__Page and application data records__:
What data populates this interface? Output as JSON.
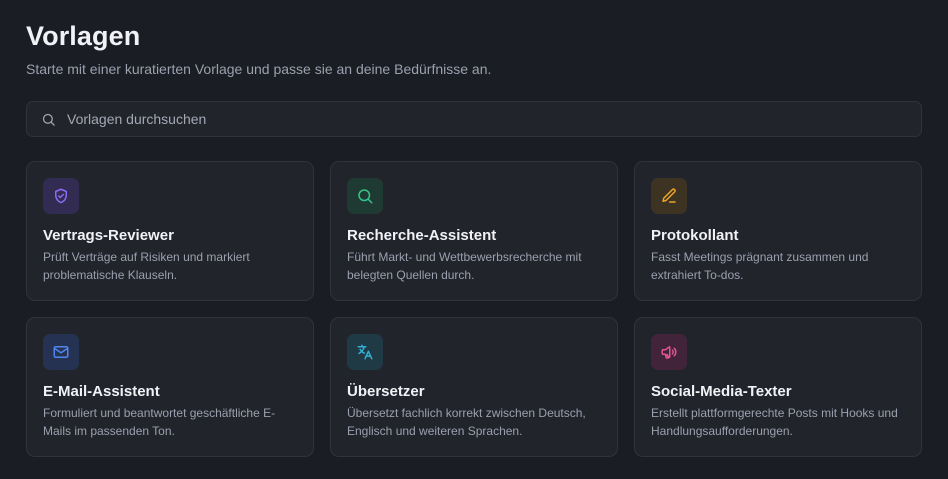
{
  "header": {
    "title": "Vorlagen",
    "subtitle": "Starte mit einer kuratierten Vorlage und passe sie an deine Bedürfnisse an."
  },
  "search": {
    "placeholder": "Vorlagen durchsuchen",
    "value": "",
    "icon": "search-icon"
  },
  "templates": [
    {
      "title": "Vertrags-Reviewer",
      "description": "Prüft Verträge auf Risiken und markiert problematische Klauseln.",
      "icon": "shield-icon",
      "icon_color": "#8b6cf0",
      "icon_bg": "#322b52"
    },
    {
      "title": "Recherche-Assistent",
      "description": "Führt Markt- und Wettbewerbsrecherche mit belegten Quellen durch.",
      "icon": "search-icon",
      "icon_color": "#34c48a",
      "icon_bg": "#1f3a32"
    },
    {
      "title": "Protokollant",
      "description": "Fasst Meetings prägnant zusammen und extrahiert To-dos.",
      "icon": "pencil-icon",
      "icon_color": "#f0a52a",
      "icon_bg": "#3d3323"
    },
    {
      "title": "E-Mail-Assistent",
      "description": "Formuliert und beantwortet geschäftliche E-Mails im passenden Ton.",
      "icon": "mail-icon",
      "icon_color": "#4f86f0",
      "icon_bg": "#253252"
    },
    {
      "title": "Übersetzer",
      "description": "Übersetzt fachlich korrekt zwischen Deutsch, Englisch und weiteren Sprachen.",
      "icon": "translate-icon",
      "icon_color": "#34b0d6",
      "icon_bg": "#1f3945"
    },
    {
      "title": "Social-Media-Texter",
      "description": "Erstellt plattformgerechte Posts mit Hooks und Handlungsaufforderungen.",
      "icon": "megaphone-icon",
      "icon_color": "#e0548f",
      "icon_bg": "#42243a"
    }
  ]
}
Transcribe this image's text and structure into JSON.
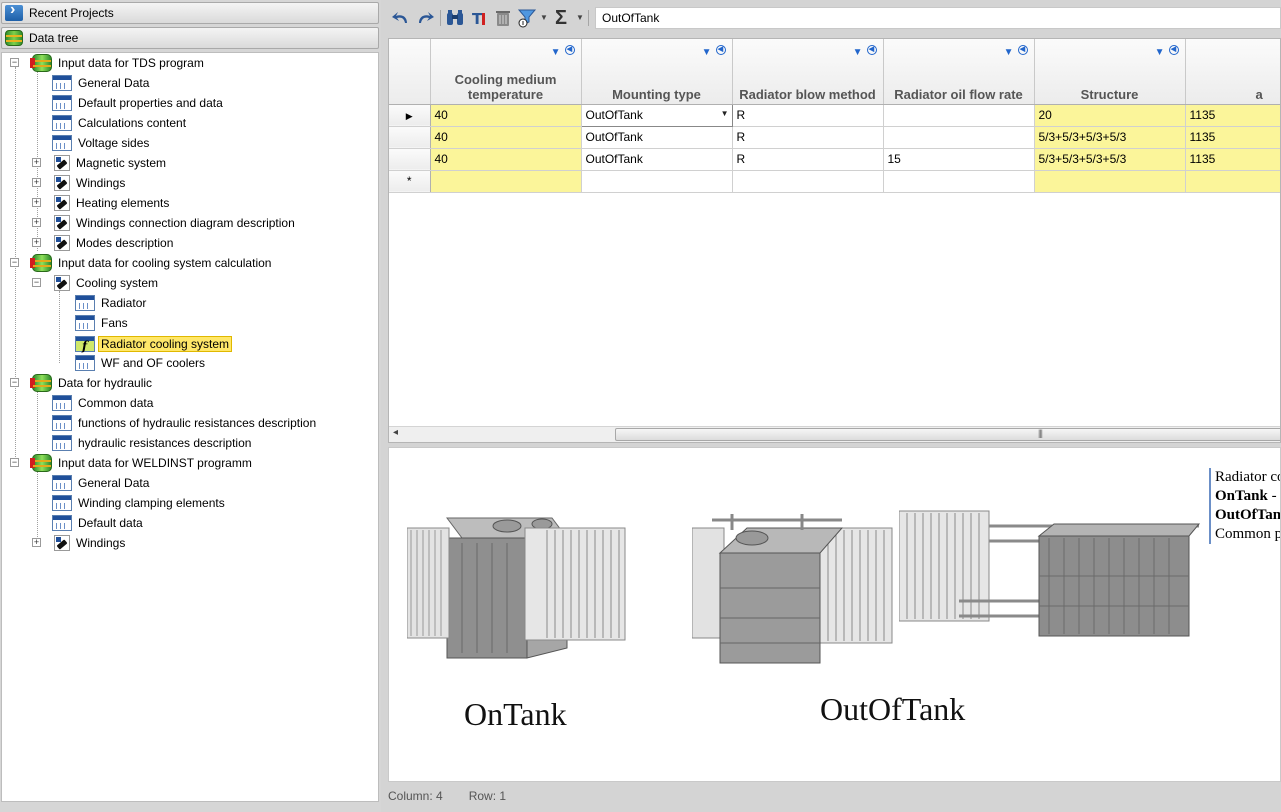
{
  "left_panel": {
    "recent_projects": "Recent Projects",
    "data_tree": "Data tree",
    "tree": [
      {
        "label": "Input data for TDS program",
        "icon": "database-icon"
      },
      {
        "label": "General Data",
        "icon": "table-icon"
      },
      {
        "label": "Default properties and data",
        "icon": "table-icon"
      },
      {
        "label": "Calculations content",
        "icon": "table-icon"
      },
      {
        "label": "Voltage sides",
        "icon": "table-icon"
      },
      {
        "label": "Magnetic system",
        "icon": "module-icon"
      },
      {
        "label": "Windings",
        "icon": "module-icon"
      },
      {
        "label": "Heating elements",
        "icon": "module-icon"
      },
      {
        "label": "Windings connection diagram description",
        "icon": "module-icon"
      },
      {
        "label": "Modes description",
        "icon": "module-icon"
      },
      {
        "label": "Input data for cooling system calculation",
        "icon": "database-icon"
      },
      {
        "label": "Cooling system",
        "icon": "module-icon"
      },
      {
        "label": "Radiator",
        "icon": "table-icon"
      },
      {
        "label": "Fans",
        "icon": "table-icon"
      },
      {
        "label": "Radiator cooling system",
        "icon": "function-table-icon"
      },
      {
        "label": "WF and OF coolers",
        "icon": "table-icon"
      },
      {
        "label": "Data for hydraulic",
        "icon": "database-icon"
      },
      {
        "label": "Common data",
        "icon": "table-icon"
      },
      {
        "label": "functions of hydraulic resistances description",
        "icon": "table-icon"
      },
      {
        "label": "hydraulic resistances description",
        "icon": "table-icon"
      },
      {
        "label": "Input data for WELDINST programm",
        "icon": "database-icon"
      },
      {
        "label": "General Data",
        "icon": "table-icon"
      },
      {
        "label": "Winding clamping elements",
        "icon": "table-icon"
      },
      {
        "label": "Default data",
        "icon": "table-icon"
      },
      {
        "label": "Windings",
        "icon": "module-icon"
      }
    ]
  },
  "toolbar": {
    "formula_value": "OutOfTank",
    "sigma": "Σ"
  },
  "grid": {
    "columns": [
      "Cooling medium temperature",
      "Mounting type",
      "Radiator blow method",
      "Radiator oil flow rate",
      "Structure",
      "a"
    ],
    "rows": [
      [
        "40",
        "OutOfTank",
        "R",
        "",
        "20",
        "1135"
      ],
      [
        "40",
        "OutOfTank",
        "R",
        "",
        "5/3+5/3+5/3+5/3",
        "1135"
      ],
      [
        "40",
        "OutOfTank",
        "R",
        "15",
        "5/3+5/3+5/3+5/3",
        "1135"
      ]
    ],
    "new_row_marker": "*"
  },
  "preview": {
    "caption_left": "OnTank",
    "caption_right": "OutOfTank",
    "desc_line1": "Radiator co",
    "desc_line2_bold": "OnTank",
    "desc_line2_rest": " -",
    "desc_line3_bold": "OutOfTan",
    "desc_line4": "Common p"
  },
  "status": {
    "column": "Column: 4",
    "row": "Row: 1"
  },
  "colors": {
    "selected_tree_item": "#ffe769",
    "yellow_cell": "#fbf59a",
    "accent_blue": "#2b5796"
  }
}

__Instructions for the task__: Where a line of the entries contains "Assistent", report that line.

__Your solution__:
      "title": "Recherche-Assistent",
      "title": "E-Mail-Assistent",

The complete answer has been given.